Thank you for sharing!

Your article was successfully shared with the contacts you provided.

D.C.’s Megan’s Law, meant to protect children from convicted child molestersliving in their neighborhoods, may have the unintended consequence ofexposing more kids to the trauma of having to recount their alleged abuse inthe courtroom.

The newly beefed up law calls for persons convicted of sexual crimes toregister with D.C. officials and, in some cases, have their names, photos,and addresses broadcast over the Internet. It also gives the police theauthority to hand out fliers or to contact employers about offenders deemedespecially dangerous.

This content has been archived. It is available through our partners, LexisNexis® and Bloomberg Law.

To view this content, please continue to their sites.

Not a Lexis Advance® Subscriber?
Subscribe Now

Not a Bloomberg Law Subscriber?
Subscribe Now

Why am I seeing this?

LexisNexis® and Bloomberg Law are third party online distributors of the broad collection of current and archived versions of ALM's legal news publications. LexisNexis® and Bloomberg Law customers are able to access and use ALM's content, including content from the National Law Journal, The American Lawyer, Legaltech News, The New York Law Journal, and Corporate Counsel, as well as other sources of legal information.

For questions call 1-877-256-2472 or contact us at [email protected]

Reprints & Licensing
Mentioned in a Law.com story?

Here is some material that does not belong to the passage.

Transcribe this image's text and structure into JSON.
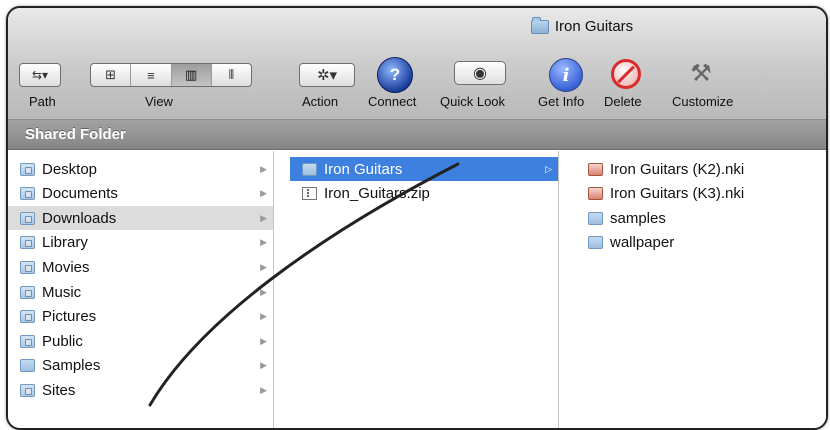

License our industry-leading legal content to extend your thought leadership and build your brand.


ALM Legal Publication Newsletters

Sign Up Today and Never Miss Another Story.

As part of your digital membership, you can sign up for an unlimited number of a wide range of complimentary newsletters. Visit your My Account page to make your selections. Get the timely legal news and critical analysis you cannot afford to miss. Tailored just for you. In your inbox. Every day.

Copyright © 2021 ALM Media Properties, LLC. All Rights Reserved.